The D.C. Council took a second and final vote Wednesday to name a new Ward 8 library after late activist and State Board of Education member William O. Lockridge. The vote caps a months-long controversy over the propriety of renaming of library, which is scheduled to open in the coming months and was originally slated to be named the Bellevue Library after its surrounding neighborhood.
The vote also followed a last-ditch objection from D.C. Public Library board chairman John W. Hill Jr., who implored Council members in a Dec. 29 letter not to override the board’s choice of Bellevue.
“At the core of mounting frustration toward the DC government held by many of our residents and stakeholders is the belief that our elected officials have failed to follow the very laws they have established in favor of a political goal instead of one that will benefit residents,” Hill wrote. “The current process political officials are using to rename this [library] adds to this perception.”
After the council’s initial vote last month, he said he would likely resign from the library board after seven years should the council finalize the Lockridge renaming. “I just can’t be there to cut a ribbon on this library,” Hill said at the time.
UPDATE, 2:30 P.M.: Hill tweeted the following this afternoon, suggesting his fight to keep Lockridge’s name off the library is not over.
In a subsequent interview, Hill noted that there’s “nothing in the legislation that affects the library board’s ability to change the name” back to Bellevue. “I don’t know what the board’s going to do yet,” he said, adding that goes for his own preference as well.

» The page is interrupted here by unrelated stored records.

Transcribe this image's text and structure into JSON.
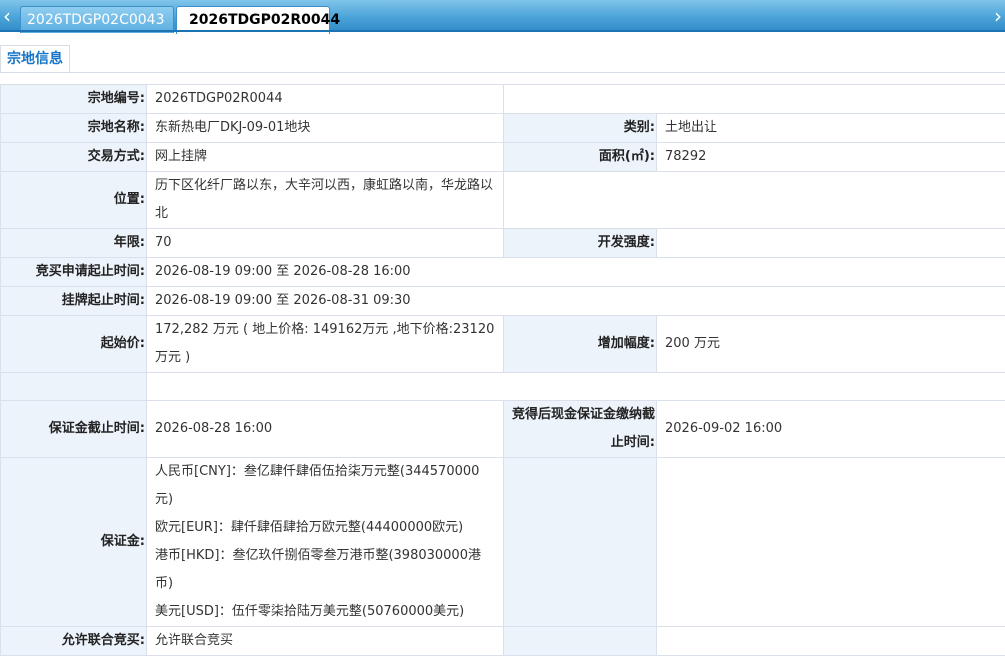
{
  "tabs": [
    {
      "label": "2026TDGP02C0043",
      "active": false
    },
    {
      "label": "2026TDGP02R0044",
      "active": true
    }
  ],
  "subtab": {
    "label": "宗地信息"
  },
  "icons": {
    "left_arrow": "chevron-left-icon",
    "right_arrow": "chevron-right-icon"
  },
  "fields": {
    "parcel_no": {
      "label": "宗地编号:",
      "value": "2026TDGP02R0044"
    },
    "parcel_name": {
      "label": "宗地名称:",
      "value": "东新热电厂DKJ-09-01地块"
    },
    "category": {
      "label": "类别:",
      "value": "土地出让"
    },
    "trade_method": {
      "label": "交易方式:",
      "value": "网上挂牌"
    },
    "area": {
      "label": "面积(㎡):",
      "value": "78292"
    },
    "location": {
      "label": "位置:",
      "value": "历下区化纤厂路以东，大辛河以西，康虹路以南，华龙路以北"
    },
    "term": {
      "label": "年限:",
      "value": "70"
    },
    "dev_intensity": {
      "label": "开发强度:",
      "value": ""
    },
    "apply_period": {
      "label": "竞买申请起止时间:",
      "value": "2026-08-19 09:00 至 2026-08-28 16:00"
    },
    "listing_period": {
      "label": "挂牌起止时间:",
      "value": "2026-08-19 09:00 至 2026-08-31 09:30"
    },
    "start_price": {
      "label": "起始价:",
      "value": "172,282 万元 ( 地上价格: 149162万元 ,地下价格:23120万元 )"
    },
    "increment": {
      "label": "增加幅度:",
      "value": "200 万元"
    },
    "deposit_deadline": {
      "label": "保证金截止时间:",
      "value": "2026-08-28 16:00"
    },
    "cash_deposit_deadline": {
      "label": "竞得后现金保证金缴纳截止时间:",
      "value": "2026-09-02 16:00"
    },
    "deposit": {
      "label": "保证金:",
      "lines": [
        "人民币[CNY]：叁亿肆仟肆佰伍拾柒万元整(344570000元)",
        "欧元[EUR]：肆仟肆佰肆拾万欧元整(44400000欧元)",
        "港币[HKD]：叁亿玖仟捌佰零叁万港币整(398030000港币)",
        "美元[USD]：伍仟零柒拾陆万美元整(50760000美元)"
      ]
    },
    "joint_bid": {
      "label": "允许联合竞买:",
      "value": "允许联合竞买"
    }
  }
}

What is unclear is whether the board would have to wait to do so until the bill is signed by the mayor and passes through a 30-legislative-day congressional review period. “Until it does, that building’s named Bellevue,” Hill said.
The letter in full: